West Virginia Governor Jabs Obama in Trump-Heavy News Conference
By Caity Coyne
June 4, 2020 - After briefly and abruptly leaving his own news conference Wednesday to take a call from President Donald Trump, West Virginia Governor Jim Justice ended the briefing by inviting any presidents to come to West Virginia, with the exception of Barack Obama.
The news conference was Justice’s regularly scheduled daily briefing on COVID-19 in West Virginia. While some news was given regarding the virus — 78 people have now died, mass-testing is ongoing at the state’s prisons and jails, and out-of-staters will soon be welcome at state camping grounds, forests and parks — much time was spent discussing the relationship between Justice and Trump.
“I wanted him to know just how welcome he is in West Virginia,” Justice said. “And any president, you know, we should absolutely welcome all but — well, maybe not Barack Obama. Nevertheless, we’ll welcome any president.”
The statement came as Justice was explaining the benefits of his close relationship with the president, telling West Virginians they should be proud that Trump knows where they are and will listen to what they need.
Obama is the only black president in U.S. history, and Justice’s comment also came as protests demanding racial equality and justice are unfolding across the nation and the world.
In a statement Wednesday afternoon, Justice clarified his comment, saying it was made in jest and was referring to “the Obama Administration’s war on coal.”
Justice alleges that the Obama Administration, from 2008-16, had a “specific strategy to destroy [West Virginia’s] coal industry.”
For years, the “War on Coal” has been a rallying cry in West Virginia and other coal-producing states, however it’s hard to prove.
Demand for coal has organically declined over the past decade as the natural gas industry — an often more affordable alternative to coal — has grown.
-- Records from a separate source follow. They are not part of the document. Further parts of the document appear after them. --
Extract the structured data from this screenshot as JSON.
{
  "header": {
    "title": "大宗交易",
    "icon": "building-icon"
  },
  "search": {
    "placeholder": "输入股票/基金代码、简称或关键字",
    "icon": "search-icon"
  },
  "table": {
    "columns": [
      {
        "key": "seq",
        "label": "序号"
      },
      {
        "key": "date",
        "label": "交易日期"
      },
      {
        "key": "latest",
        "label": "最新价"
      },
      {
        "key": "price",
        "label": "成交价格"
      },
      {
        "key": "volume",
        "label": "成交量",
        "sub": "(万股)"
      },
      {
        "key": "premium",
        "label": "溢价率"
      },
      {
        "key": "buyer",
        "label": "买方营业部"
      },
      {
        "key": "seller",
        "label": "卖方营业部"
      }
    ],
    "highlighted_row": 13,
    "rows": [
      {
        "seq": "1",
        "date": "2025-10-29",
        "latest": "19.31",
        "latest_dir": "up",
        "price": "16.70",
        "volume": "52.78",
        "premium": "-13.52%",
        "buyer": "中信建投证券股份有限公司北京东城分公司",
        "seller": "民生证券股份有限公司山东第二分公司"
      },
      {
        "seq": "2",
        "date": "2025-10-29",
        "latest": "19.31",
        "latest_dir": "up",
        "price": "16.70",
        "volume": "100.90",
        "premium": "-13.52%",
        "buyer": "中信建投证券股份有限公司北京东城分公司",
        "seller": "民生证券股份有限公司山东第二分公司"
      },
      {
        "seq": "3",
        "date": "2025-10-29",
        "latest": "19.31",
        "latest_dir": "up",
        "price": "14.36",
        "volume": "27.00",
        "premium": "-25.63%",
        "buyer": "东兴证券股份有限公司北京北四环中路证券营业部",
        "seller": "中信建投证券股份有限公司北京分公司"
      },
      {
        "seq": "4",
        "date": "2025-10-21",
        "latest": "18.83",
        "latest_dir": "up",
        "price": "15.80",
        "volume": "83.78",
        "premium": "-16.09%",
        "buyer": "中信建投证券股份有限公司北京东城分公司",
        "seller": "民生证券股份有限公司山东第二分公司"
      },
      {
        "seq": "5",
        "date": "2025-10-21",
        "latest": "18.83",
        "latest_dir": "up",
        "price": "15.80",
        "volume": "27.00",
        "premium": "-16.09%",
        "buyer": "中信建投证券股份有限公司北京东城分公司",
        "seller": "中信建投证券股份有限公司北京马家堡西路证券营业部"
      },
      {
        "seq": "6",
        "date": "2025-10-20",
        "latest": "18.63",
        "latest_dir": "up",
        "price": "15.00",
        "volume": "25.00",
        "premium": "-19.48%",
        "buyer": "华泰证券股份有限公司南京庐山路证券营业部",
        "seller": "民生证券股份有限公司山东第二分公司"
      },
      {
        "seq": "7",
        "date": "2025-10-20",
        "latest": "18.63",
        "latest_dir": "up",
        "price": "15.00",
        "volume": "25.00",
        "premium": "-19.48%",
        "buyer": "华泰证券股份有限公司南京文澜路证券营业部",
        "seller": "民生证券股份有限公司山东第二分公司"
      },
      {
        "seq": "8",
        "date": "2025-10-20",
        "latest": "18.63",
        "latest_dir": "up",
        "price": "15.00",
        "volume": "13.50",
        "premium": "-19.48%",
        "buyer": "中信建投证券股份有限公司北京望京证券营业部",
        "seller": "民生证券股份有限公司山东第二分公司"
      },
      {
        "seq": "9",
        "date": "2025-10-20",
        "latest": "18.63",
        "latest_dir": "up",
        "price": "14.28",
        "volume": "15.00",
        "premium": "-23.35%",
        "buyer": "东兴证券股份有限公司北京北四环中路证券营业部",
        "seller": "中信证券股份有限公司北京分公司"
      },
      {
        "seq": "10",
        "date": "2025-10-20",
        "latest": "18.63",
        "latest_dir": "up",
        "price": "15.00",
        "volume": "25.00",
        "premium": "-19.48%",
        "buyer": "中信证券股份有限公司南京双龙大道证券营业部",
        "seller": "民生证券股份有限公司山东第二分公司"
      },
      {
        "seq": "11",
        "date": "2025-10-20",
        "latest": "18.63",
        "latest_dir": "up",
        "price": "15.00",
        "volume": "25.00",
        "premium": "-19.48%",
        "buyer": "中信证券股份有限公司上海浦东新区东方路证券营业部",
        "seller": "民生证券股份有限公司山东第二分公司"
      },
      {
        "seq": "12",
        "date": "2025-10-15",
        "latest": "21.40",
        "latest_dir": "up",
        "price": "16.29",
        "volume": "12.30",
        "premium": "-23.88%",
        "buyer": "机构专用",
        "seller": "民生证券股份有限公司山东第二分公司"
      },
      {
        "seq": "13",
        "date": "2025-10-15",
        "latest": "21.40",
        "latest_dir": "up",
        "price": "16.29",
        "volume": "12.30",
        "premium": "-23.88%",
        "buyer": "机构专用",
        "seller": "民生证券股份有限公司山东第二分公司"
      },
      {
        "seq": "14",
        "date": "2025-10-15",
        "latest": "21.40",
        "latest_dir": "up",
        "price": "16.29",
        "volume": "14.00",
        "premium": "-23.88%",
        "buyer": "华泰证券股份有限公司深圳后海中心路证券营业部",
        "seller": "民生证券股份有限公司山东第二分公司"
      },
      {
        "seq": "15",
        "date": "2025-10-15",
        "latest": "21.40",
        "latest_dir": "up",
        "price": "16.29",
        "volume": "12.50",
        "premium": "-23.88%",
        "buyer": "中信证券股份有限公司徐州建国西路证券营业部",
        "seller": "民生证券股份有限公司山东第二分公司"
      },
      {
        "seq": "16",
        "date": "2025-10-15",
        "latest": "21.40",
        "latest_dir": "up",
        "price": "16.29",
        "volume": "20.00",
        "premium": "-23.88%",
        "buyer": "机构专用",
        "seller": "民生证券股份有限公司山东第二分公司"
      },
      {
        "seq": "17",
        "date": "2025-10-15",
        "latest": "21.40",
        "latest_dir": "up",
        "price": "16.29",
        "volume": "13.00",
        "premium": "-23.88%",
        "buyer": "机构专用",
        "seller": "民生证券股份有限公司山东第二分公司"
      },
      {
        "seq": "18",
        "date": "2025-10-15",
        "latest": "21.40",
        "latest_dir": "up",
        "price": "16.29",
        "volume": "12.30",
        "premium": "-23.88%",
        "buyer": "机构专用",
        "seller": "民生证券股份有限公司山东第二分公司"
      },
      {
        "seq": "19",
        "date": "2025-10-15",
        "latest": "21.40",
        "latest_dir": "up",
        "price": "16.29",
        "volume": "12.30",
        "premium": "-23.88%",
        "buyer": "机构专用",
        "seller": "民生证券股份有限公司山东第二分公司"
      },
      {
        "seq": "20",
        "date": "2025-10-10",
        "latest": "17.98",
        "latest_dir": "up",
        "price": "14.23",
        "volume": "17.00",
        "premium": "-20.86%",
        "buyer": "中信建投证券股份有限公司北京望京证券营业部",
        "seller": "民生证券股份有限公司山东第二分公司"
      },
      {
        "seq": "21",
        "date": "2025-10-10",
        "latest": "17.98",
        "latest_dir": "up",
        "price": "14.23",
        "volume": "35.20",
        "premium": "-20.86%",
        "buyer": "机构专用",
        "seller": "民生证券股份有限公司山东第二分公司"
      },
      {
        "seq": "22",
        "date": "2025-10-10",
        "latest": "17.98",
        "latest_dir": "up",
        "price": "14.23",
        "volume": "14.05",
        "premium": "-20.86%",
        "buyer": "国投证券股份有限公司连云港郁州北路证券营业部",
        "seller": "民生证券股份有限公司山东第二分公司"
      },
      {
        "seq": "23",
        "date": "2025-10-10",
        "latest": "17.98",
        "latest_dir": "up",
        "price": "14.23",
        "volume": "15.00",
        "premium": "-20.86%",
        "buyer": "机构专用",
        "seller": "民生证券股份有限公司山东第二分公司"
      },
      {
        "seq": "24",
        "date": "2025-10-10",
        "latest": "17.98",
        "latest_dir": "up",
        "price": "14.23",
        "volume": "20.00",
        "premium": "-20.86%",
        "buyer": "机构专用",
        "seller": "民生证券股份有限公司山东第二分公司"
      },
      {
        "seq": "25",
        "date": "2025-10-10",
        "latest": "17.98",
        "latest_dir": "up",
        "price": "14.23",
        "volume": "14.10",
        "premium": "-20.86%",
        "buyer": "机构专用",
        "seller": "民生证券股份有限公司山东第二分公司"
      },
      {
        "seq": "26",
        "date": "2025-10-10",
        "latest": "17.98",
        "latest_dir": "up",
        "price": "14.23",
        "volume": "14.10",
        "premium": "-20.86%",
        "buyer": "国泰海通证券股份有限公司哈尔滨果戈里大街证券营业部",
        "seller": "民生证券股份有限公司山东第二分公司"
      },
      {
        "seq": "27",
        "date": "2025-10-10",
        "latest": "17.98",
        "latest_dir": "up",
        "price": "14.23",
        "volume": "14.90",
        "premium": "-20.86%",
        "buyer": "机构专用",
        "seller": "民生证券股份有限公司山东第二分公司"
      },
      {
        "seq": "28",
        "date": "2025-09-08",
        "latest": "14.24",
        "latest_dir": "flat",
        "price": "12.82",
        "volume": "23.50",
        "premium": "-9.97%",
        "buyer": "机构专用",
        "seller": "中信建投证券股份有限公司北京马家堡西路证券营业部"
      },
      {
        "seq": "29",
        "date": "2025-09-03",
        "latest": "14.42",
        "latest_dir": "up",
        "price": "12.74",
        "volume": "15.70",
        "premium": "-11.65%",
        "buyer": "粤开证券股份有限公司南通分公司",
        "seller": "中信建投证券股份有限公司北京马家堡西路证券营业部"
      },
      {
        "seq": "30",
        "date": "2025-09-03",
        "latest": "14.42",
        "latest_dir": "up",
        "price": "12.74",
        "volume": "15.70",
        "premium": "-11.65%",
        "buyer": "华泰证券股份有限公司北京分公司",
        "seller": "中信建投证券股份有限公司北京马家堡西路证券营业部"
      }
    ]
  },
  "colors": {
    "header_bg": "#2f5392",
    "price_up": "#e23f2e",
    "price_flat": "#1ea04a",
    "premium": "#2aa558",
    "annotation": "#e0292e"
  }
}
There is physically less coal available that can be safely accessed in places like Southern West Virginia, because it’s a nonrenewable energy.
The decline of coal cannot be tied to one politician — over the past two years, several large coal companies, such as Murray Energy, Blackjewell LLC and Revelation Energy LLC, have filed for bankruptcy, taking hundreds of coal mining jobs off the market.
Obama has never had wide support in West Virginia, even among Democrats. He lost the 2008 West Virginia Democratic Party primary to Hillary Clinton. In the 2012 primary, Keith Judd, a felon, took 40 percent of the votes.
“I want to love everybody and, by that, I mean everybody, including President Obama,” Justice said in his statement. “But, at the end of the day, what happened to West Virginia during his time in the Oval Office will take us decades and decades to recover from, if ever.”
Justice said the call he took from Trump during Wednesday’s news conference was about a lot of things, some he couldn’t talk about. Justice was gone on the call for roughly 5 minutes. Specifically, Justice said, he and the president discussed the ongoing protests across the country over the in-custody death of George Floyd in Minnesota, as well as the coronavirus pandemic. However, there were not many details given on the talk.
On Tuesday, WSAZ-TV reported that Justice had pitched the idea of bringing the Republican National Convention to West Virginia. The convention initially was going to be held in August in Charlotte, North Carolina, but leaders there pulled out, citing concerns over a mass gathering while COVID-19 is still spreading.
At Wednesday’s news conference, Justice said having the convention here is “a long shot” and that Trump informed him party leaders probably will take a different route.